I have been on work travel in West and Central Africa over the last few weeks and have begun to reflect on my various experiences. I remembered an article I read last year by Demetria Lucas entitled, “Not African Enough in Africa” , which prompted me to seriously think about what the Diaspora means to me and why it is important to dissolve the divisions within the African Diaspora as we continue our fight against modern day racism.
Growing up I was constantly asked, “what are you?”. (I am still asked that question today after people hear my name and then look at my business card to confirm what they heard was correct.) I always hesitated to answer because I didn’t want to go into my complex background and reasoning around my West African name. The problem was I never felt that I could fit myself into one box. I never felt “African enough” for my sisters from the continent. My African-American friends would always remind me that I was not “regular Black” (I still have no idea what this phrase truly means). My Latina friends would always say “technically you are not Latina…you don’t even speak Spanish”. My Caribbean friends would remind me that my Patois was non-existent. My simple answer would always be African.
I was born in Cotonou, Benin to an Afro-Panamanian mother and an African-American father. My mother describes her family as migrant workers who followed the imperialist job market since being brought to the shores of the Americas. She is a third generation migrant worker whose great-grandparents came to Panama during Fernando de Lesseps failed initial attempt to build the Panama Canal in the late 19th century. Her maternal grandparents came during the US’s attempt and her parents were born in Panama. She and her siblings have traced their roots to Jamaica, Antigua, Barbados and Haiti. She is fond of saying that anywhere cheap or free labor was needed, captured Africans were sent. Recently, our family has been contacted by family members on her maternal side from Cuba and Nicaragua who have sought to re-establish contact with lost family members. While working on the Canal, my family was subjected to the same Jim Crow and apartheid laws that spread throughout the United States and Southern Africa. They were treated like second class citizens in their own country by outsiders. My mother was raised in the segregated Panama Canal Co. town of Gamboa where she attended segregated schools. Her father was a laborer in the Dredging Division of the Canal and her Mother a domestic worker up the “white people’s hill.” My mother never knew any of her grandfathers as they died constructing the Canal or at the whims of the US workers. She grew up with her grandmothers: maternal and paternal and her great-grandmother who was part Maroon; part Arawak Indian. Her maternal grandmother was part of the Garvey movement and her mother was influenced by this.
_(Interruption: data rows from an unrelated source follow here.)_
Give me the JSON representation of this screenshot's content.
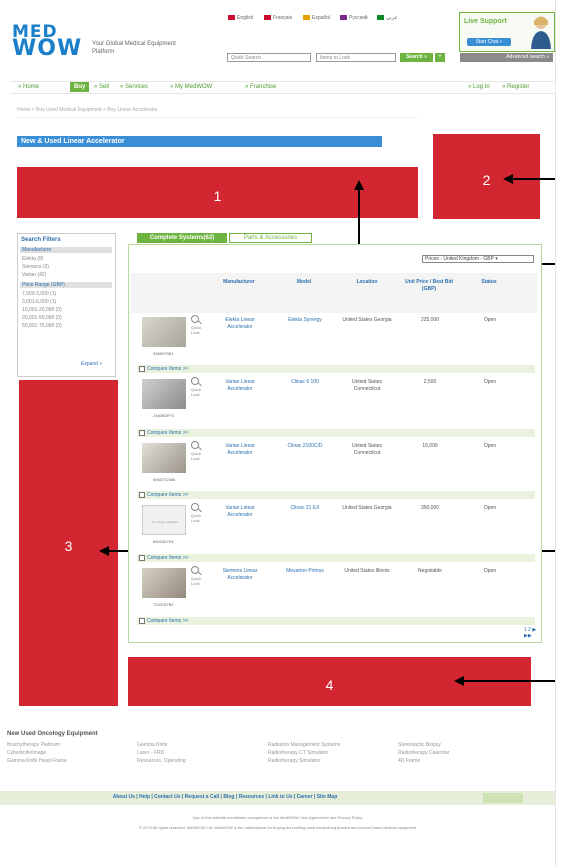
{
  "header": {
    "logo_top": "MED",
    "logo_bottom": "WOW",
    "tagline": "Your Global Medical Equipment Platform",
    "languages": [
      {
        "label": "English",
        "color": "#c8102e"
      },
      {
        "label": "Français",
        "color": "#c8102e"
      },
      {
        "label": "Español",
        "color": "#e8a200"
      },
      {
        "label": "Pусский",
        "color": "#7a2a8a"
      },
      {
        "label": "عربي",
        "color": "#0a8a2a"
      }
    ],
    "search_placeholder": "Quick Search",
    "search_select": "Items to Look",
    "search_button": "Search »",
    "advanced_search": "Advanced search »",
    "live_support_title": "Live Support",
    "live_support_button": "Start Chat »"
  },
  "nav": {
    "items": [
      "Home",
      "Buy",
      "Sell",
      "Services",
      "My MedWOW",
      "Franchise"
    ],
    "active": "Buy",
    "login": "Log In",
    "register": "Register"
  },
  "breadcrumb": "Home > Buy Used Medical Equipment > Buy Linear Accelerator",
  "page_title": "New & Used Linear Accelerator",
  "annotations": [
    "1",
    "2",
    "3",
    "4"
  ],
  "filters": {
    "title": "Search Filters",
    "manufacturer_heading": "Manufacturer",
    "manufacturers": [
      "Elekta (8)",
      "Siemens (3)",
      "Varian (42)"
    ],
    "price_heading": "Price Range (GBP)",
    "prices": [
      "7,000-3,000 (1)",
      "3,001-6,000 (1)",
      "10,001-20,000 (3)",
      "20,001-50,000 (3)",
      "50,001-75,000 (3)"
    ],
    "expand": "Expand"
  },
  "tabs": [
    "Complete Systems(62)",
    "Parts & Accessories"
  ],
  "country_select": "Prices - United Kingdom - GBP",
  "columns": [
    "Manufacturer",
    "Model",
    "Location",
    "Unit Price / Best Bid (GBP)",
    "Status"
  ],
  "rows": [
    {
      "id": "3356073B1",
      "manufacturer": "Elekta Linear Accelerator",
      "model": "Elekta Synergy",
      "location": "United States Georgia",
      "price": "225,000",
      "status": "Open"
    },
    {
      "id": "2460B0FF3",
      "manufacturer": "Varian Linear Accelerator",
      "model": "Clinac 6 100",
      "location": "United States Connecticut",
      "price": "2,500",
      "status": "Open"
    },
    {
      "id": "6566722586",
      "manufacturer": "Varian Linear Accelerator",
      "model": "Clinac 2100C/D",
      "location": "United States Connecticut",
      "price": "15,000",
      "status": "Open"
    },
    {
      "id": "6603457E4",
      "manufacturer": "Varian Linear Accelerator",
      "model": "Clinac 21 EX",
      "location": "United States Georgia",
      "price": "350,000",
      "status": "Open"
    },
    {
      "id": "7243787B2",
      "manufacturer": "Siemens Linear Accelerator",
      "model": "Mevatron Primus",
      "location": "United States Illinois",
      "price": "Negotiable",
      "status": "Open"
    }
  ],
  "quick_look": "Quick Look",
  "no_image": "No Image Available",
  "compare": "Compare Items >>",
  "pager": "1 2 ▶ ▶▶",
  "footer": {
    "title": "New Used Oncology Equipment",
    "col1": [
      "Brachytherapy Platinum",
      "Cyberknife/Image",
      "Gamma Knife Head Frame"
    ],
    "col2": [
      "Gamma Knife",
      "Laser - FRD",
      "Resources, Operating"
    ],
    "col3": [
      "Radiation Management Systems",
      "Radiotherapy CT Simulator",
      "Radiotherapy Simulator"
    ],
    "col4": [
      "Stereotactic Biopsy",
      "Radiotherapy Calendar",
      "4D Frame"
    ],
    "links": "About Us | Help | Contact Us | Request a Call | Blog | Resources | Link to Us | Career | Site Map",
    "legal1": "Use of this website constitutes acceptance of the MedWOW User Agreement and Privacy Policy",
    "legal2": "© 2013 All rights reserved. MedWOW Ltd. MedWOW is the marketplace for buying and selling used medical equipment and second hand medical equipment"
  }
}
These experiences have helped to shape my world view and sense of belonging within the African-diaspora community. My parents instilled in my brother and me that we are all branches of the same root. The division and need to represent the branches separated from the roots only serves those who exploited and continue to exploit us. They spoke of unity in our beautiful diverse tapestry. Therefore, while I seek to learn the different manifestations of our culture as Africans, diasporic and continental, I build my faith in the deepness of our roots and our inter-connectedness. My birth and initial 3 years of life in Benin brought our family full circle to our continent of origin. From the age of 7, I spent every summer in West Africa and/or Panama to maintain my connection to my roots and family. These myriad experiences have shaped my view of our various differences, but has shown the connected-ness of Africans within the Diaspora. So as we continue to discuss why race still matters, let us embrace our various experiences and transcend the divisions so entrenched within or communities.
by Bai Kamara